Dataset records:
>>>

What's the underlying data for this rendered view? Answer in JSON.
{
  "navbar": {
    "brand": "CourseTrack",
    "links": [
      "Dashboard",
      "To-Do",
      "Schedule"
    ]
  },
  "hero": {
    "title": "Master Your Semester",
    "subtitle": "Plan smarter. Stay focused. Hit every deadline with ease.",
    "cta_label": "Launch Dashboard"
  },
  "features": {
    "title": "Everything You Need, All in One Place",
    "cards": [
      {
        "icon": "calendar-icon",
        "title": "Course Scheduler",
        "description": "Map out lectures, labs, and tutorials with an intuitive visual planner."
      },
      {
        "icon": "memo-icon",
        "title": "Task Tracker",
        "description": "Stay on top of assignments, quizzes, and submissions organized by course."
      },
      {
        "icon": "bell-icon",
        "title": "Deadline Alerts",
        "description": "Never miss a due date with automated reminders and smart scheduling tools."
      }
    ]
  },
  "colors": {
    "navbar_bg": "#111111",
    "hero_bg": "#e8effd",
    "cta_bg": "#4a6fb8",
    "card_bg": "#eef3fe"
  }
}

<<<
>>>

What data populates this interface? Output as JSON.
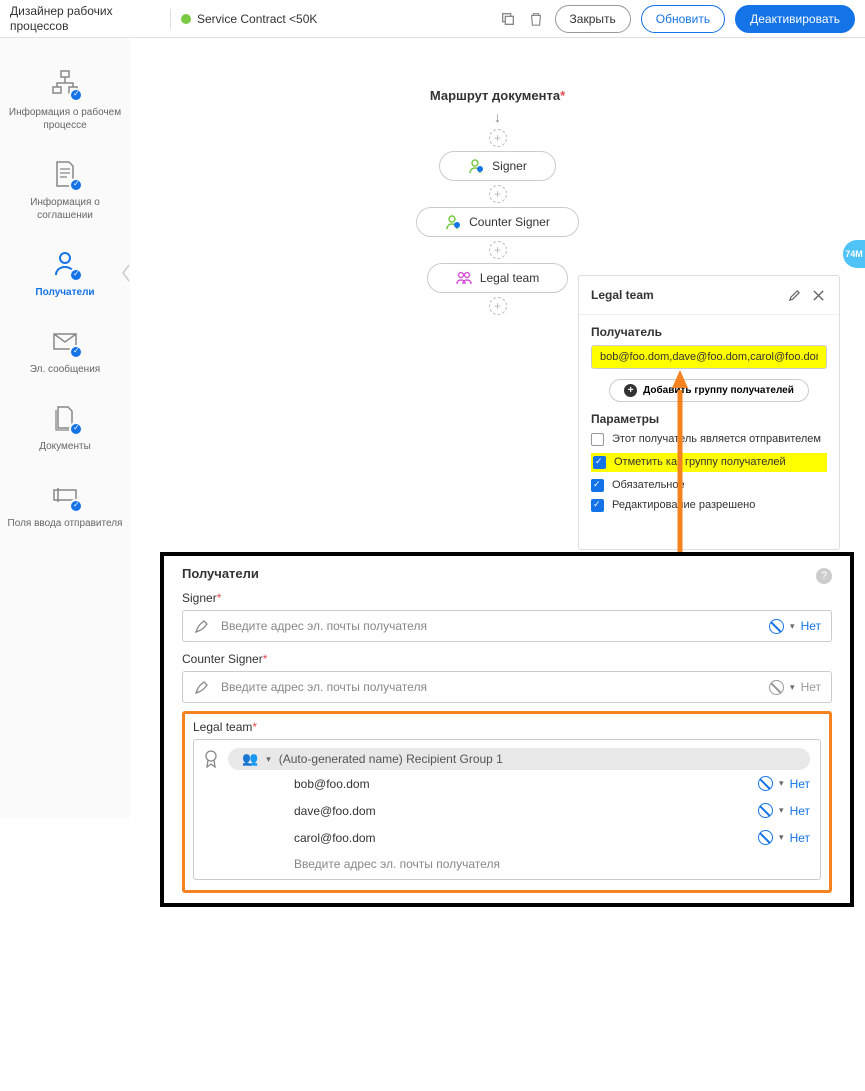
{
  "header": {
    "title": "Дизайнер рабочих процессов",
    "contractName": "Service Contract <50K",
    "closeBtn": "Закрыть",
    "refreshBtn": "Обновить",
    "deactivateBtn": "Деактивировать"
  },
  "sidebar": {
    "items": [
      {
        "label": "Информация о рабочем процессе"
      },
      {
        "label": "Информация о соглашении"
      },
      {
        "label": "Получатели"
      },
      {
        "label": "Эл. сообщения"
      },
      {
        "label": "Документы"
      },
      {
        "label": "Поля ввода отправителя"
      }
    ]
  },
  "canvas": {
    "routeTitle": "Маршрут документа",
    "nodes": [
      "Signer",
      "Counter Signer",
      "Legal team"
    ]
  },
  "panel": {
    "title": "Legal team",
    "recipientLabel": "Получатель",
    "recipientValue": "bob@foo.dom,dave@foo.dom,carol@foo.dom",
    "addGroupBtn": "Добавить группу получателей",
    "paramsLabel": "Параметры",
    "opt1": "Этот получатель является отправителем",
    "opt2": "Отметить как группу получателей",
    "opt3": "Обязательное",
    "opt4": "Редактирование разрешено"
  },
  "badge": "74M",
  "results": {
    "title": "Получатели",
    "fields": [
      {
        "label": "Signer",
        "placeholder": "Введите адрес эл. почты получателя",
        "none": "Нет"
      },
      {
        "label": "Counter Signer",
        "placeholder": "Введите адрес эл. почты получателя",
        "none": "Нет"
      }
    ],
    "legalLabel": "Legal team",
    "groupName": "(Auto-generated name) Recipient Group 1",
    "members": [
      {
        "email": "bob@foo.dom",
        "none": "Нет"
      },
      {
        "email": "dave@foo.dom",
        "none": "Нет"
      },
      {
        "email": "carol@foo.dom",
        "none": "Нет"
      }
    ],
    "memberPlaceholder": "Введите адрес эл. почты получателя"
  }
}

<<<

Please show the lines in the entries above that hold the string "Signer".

- WRITTEN SOLUTION -
      "Signer",
      "Counter Signer",
        "label": "Signer",
        "label": "Counter Signer",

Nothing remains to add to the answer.